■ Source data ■
════

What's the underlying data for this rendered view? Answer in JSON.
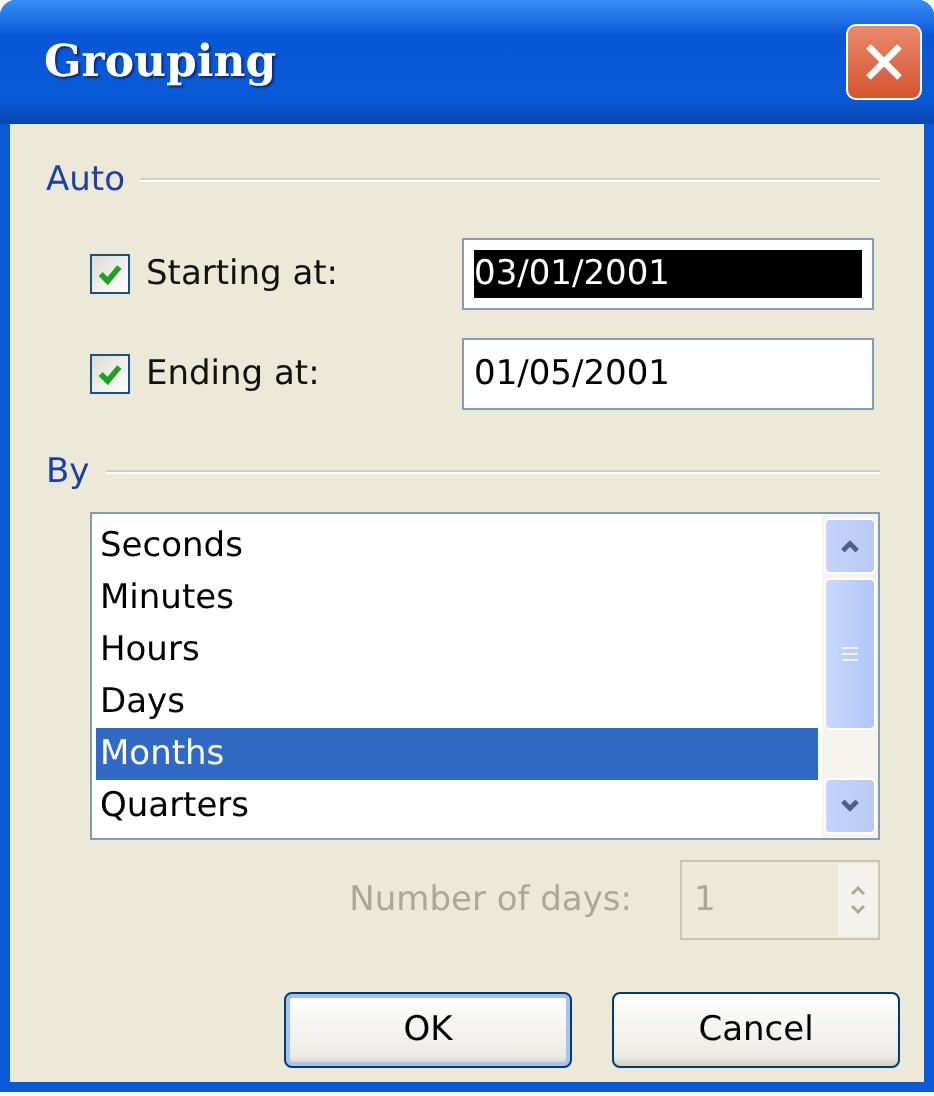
{
  "window": {
    "title": "Grouping"
  },
  "auto": {
    "label": "Auto",
    "fields": [
      {
        "label": "Starting at:",
        "checked": true,
        "value": "03/01/2001",
        "text_selected": true
      },
      {
        "label": "Ending at:",
        "checked": true,
        "value": "01/05/2001",
        "text_selected": false
      }
    ]
  },
  "by": {
    "label": "By",
    "items": [
      {
        "label": "Seconds",
        "selected": false
      },
      {
        "label": "Minutes",
        "selected": false
      },
      {
        "label": "Hours",
        "selected": false
      },
      {
        "label": "Days",
        "selected": false
      },
      {
        "label": "Months",
        "selected": true
      },
      {
        "label": "Quarters",
        "selected": false
      }
    ]
  },
  "number_of_days": {
    "label": "Number of days:",
    "value": "1",
    "disabled": true
  },
  "buttons": [
    {
      "label": "OK",
      "default": true
    },
    {
      "label": "Cancel",
      "default": false
    }
  ]
}
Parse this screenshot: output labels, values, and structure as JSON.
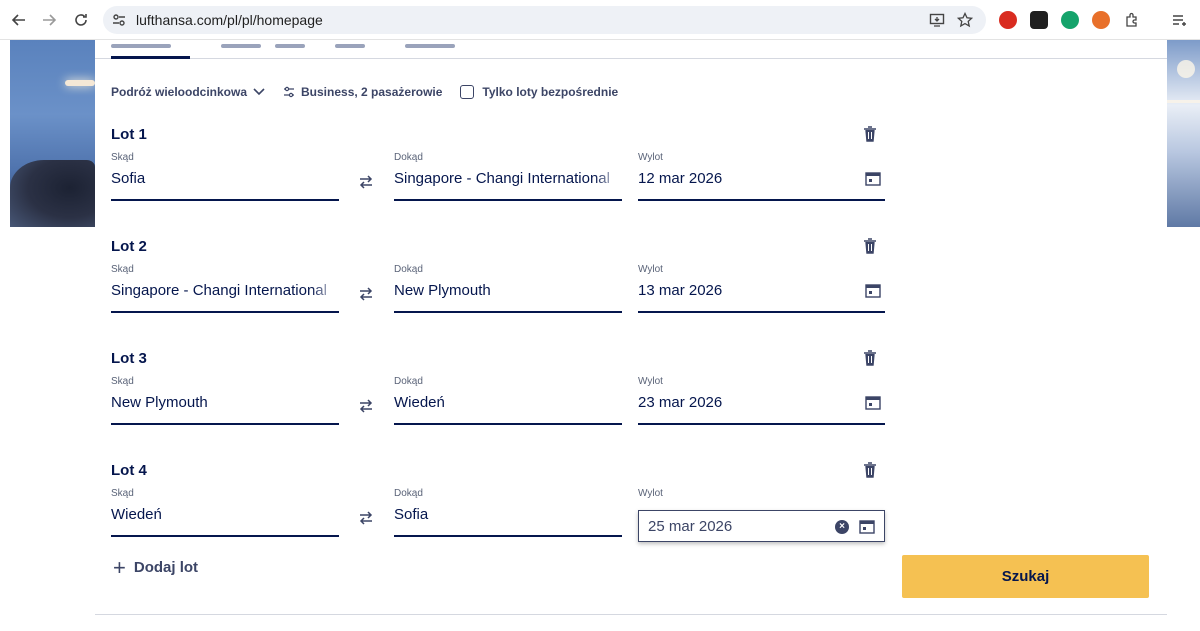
{
  "browser": {
    "url": "lufthansa.com/pl/pl/homepage"
  },
  "options": {
    "trip_type": "Podróż wieloodcinkowa",
    "passengers": "Business, 2 pasażerowie",
    "direct_only": "Tylko loty bezpośrednie"
  },
  "labels": {
    "from": "Skąd",
    "to": "Dokąd",
    "departure": "Wylot"
  },
  "lots": [
    {
      "title": "Lot 1",
      "from": "Sofia",
      "to": "Singapore - Changi International",
      "date": "12 mar 2026"
    },
    {
      "title": "Lot 2",
      "from": "Singapore - Changi International",
      "to": "New Plymouth",
      "date": "13 mar 2026"
    },
    {
      "title": "Lot 3",
      "from": "New Plymouth",
      "to": "Wiedeń",
      "date": "23 mar 2026"
    },
    {
      "title": "Lot 4",
      "from": "Wiedeń",
      "to": "Sofia",
      "date": "25 mar 2026"
    }
  ],
  "actions": {
    "add_lot": "Dodaj lot",
    "search": "Szukaj"
  },
  "colors": {
    "primary": "#05164d",
    "search_button": "#f5c152"
  }
}
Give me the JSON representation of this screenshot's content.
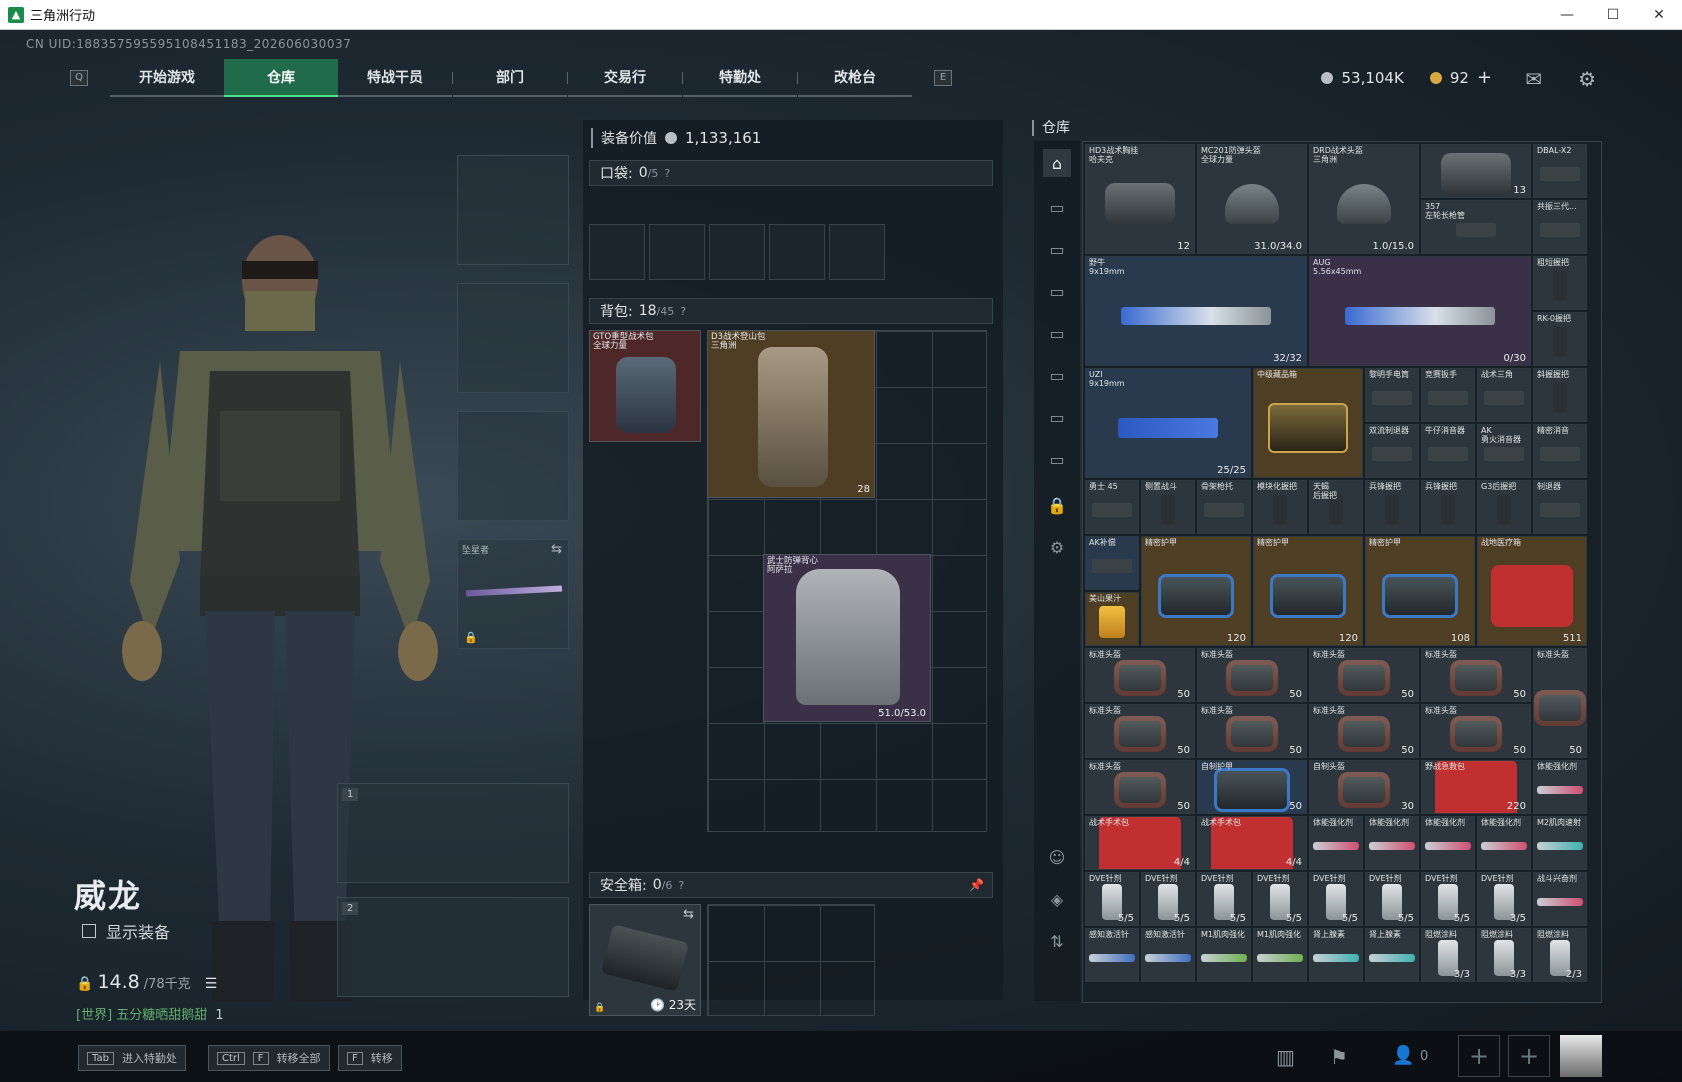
{
  "window": {
    "title": "三角洲行动",
    "minimize": "—",
    "maximize": "☐",
    "close": "✕"
  },
  "uid": "CN UID:188357595595108451183_202606030037",
  "nav": {
    "left_key": "Q",
    "right_key": "E",
    "tabs": [
      "开始游戏",
      "仓库",
      "特战干员",
      "部门",
      "交易行",
      "特勤处",
      "改枪台"
    ],
    "active_tab": "仓库"
  },
  "currency": {
    "silver": "53,104K",
    "gold": "92",
    "add": "+"
  },
  "character": {
    "name": "威龙",
    "show_gear_label": "显示装备",
    "weight_value": "14.8",
    "weight_max": "/78千克",
    "world_chat": "[世界] 五分糖晒甜鹅甜",
    "world_chat_count": "1"
  },
  "equipment": {
    "melee_label": "坠星者",
    "slot1_num": "1",
    "slot2_num": "2"
  },
  "loadout": {
    "value_label": "装备价值",
    "value": "1,133,161",
    "pocket_label": "口袋:",
    "pocket_count": "0",
    "pocket_max": "/5",
    "backpack_label": "背包:",
    "backpack_count": "18",
    "backpack_max": "/45",
    "safebox_label": "安全箱:",
    "safebox_count": "0",
    "safebox_max": "/6",
    "safebox_timer": "23天",
    "help": "?"
  },
  "backpack_items": [
    {
      "name": "GTO重型战术包\n全球力量",
      "badge": ""
    },
    {
      "name": "D3战术登山包\n三角洲",
      "badge": "28"
    },
    {
      "name": "武士防弹背心\n阿萨拉",
      "badge": "51.0/53.0"
    }
  ],
  "warehouse": {
    "title": "仓库",
    "items": [
      {
        "name": "HD3战术胸挂\n哈夫克",
        "badge": "12"
      },
      {
        "name": "MC201防弹头盔\n全球力量",
        "badge": "31.0/34.0"
      },
      {
        "name": "DRD战术头盔\n三角洲",
        "badge": "1.0/15.0"
      },
      {
        "name": "",
        "badge": "13"
      },
      {
        "name": "DBAL-X2",
        "badge": ""
      },
      {
        "name": "357\n左轮长枪管",
        "badge": ""
      },
      {
        "name": "共振三代...",
        "badge": ""
      },
      {
        "name": "野牛\n9x19mm",
        "badge": "32/32"
      },
      {
        "name": "AUG\n5.56x45mm",
        "badge": "0/30"
      },
      {
        "name": "粗短握把",
        "badge": ""
      },
      {
        "name": "RK-0握把",
        "badge": ""
      },
      {
        "name": "UZI\n9x19mm",
        "badge": "25/25"
      },
      {
        "name": "中级藏品箱",
        "badge": ""
      },
      {
        "name": "黎明手电筒",
        "badge": ""
      },
      {
        "name": "竞赛扳手",
        "badge": ""
      },
      {
        "name": "战术三角",
        "badge": ""
      },
      {
        "name": "斜握握把",
        "badge": ""
      },
      {
        "name": "双流制退器",
        "badge": ""
      },
      {
        "name": "牛仔消音器",
        "badge": ""
      },
      {
        "name": "AK\n勇火消音器",
        "badge": ""
      },
      {
        "name": "精密消音",
        "badge": ""
      },
      {
        "name": "勇士 45",
        "badge": ""
      },
      {
        "name": "侧置战斗",
        "badge": ""
      },
      {
        "name": "骨架枪托",
        "badge": ""
      },
      {
        "name": "模块化握把",
        "badge": ""
      },
      {
        "name": "天蝎\n后握把",
        "badge": ""
      },
      {
        "name": "兵锋握把",
        "badge": ""
      },
      {
        "name": "兵锋握把",
        "badge": ""
      },
      {
        "name": "G3后握把",
        "badge": ""
      },
      {
        "name": "制退器",
        "badge": ""
      },
      {
        "name": "AK补偿",
        "badge": ""
      },
      {
        "name": "美山果汁",
        "badge": ""
      },
      {
        "name": "精密护甲",
        "badge": "120"
      },
      {
        "name": "精密护甲",
        "badge": "120"
      },
      {
        "name": "精密护甲",
        "badge": "108"
      },
      {
        "name": "战地医疗箱",
        "badge": "511"
      },
      {
        "name": "标准头盔",
        "badge": "50"
      },
      {
        "name": "标准头盔",
        "badge": "50"
      },
      {
        "name": "标准头盔",
        "badge": "50"
      },
      {
        "name": "标准头盔",
        "badge": "50"
      },
      {
        "name": "标准头盔",
        "badge": "50"
      },
      {
        "name": "标准头盔",
        "badge": "50"
      },
      {
        "name": "标准头盔",
        "badge": "50"
      },
      {
        "name": "标准头盔",
        "badge": "50"
      },
      {
        "name": "标准头盔",
        "badge": "50"
      },
      {
        "name": "标准头盔",
        "badge": "50"
      },
      {
        "name": "标准头盔",
        "badge": "50"
      },
      {
        "name": "自制护甲",
        "badge": "50"
      },
      {
        "name": "自制头盔",
        "badge": "30"
      },
      {
        "name": "野战急救包",
        "badge": "220"
      },
      {
        "name": "体能强化剂",
        "badge": ""
      },
      {
        "name": "战术手术包",
        "badge": "4/4"
      },
      {
        "name": "战术手术包",
        "badge": "4/4"
      },
      {
        "name": "体能强化剂",
        "badge": ""
      },
      {
        "name": "体能强化剂",
        "badge": ""
      },
      {
        "name": "体能强化剂",
        "badge": ""
      },
      {
        "name": "体能强化剂",
        "badge": ""
      },
      {
        "name": "M2肌肉速射",
        "badge": ""
      },
      {
        "name": "DVE针剂",
        "badge": "5/5"
      },
      {
        "name": "DVE针剂",
        "badge": "5/5"
      },
      {
        "name": "DVE针剂",
        "badge": "5/5"
      },
      {
        "name": "DVE针剂",
        "badge": "5/5"
      },
      {
        "name": "DVE针剂",
        "badge": "5/5"
      },
      {
        "name": "DVE针剂",
        "badge": "5/5"
      },
      {
        "name": "DVE针剂",
        "badge": "5/5"
      },
      {
        "name": "DVE针剂",
        "badge": "3/5"
      },
      {
        "name": "战斗兴奋剂",
        "badge": ""
      },
      {
        "name": "感知激活针",
        "badge": ""
      },
      {
        "name": "感知激活针",
        "badge": ""
      },
      {
        "name": "M1肌肉强化",
        "badge": ""
      },
      {
        "name": "M1肌肉强化",
        "badge": ""
      },
      {
        "name": "肾上腺素",
        "badge": ""
      },
      {
        "name": "肾上腺素",
        "badge": ""
      },
      {
        "name": "阻燃涂料",
        "badge": "3/3"
      },
      {
        "name": "阻燃涂料",
        "badge": "3/3"
      },
      {
        "name": "阻燃涂料",
        "badge": "2/3"
      }
    ]
  },
  "bottom": {
    "tab_key": "Tab",
    "tab_label": "进入特勤处",
    "ctrl_key": "Ctrl",
    "f_key": "F",
    "transfer_all": "转移全部",
    "transfer_key": "F",
    "transfer": "转移",
    "friends": "0",
    "plus": "+"
  },
  "colors": {
    "accent_green": "#4be08a",
    "active_tab_bg": "#1f6b4a",
    "silver_coin": "#b8c0c4",
    "gold_coin": "#d8a840"
  },
  "icons": [
    "mail-icon",
    "gear-icon",
    "lock-icon",
    "swap-icon",
    "clock-icon",
    "pin-icon",
    "chart-icon",
    "flag-icon",
    "user-icon",
    "avatar"
  ]
}
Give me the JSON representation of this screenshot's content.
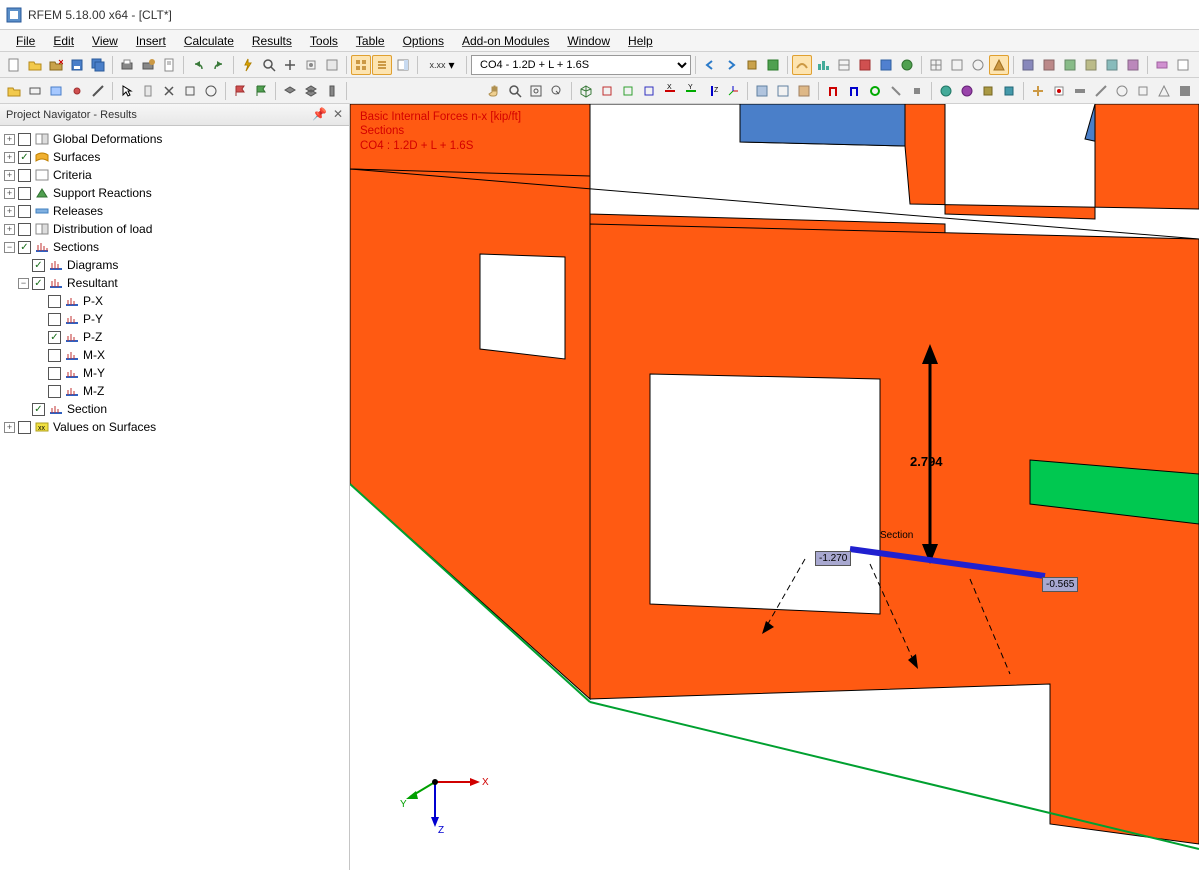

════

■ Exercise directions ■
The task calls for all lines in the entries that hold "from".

■ Reply ■
    "from": "Skąd",
      "from": "Sofia",
      "from": "Singapore - Changi International",
      "from": "New Plymouth",
      "from": "Wiedeń",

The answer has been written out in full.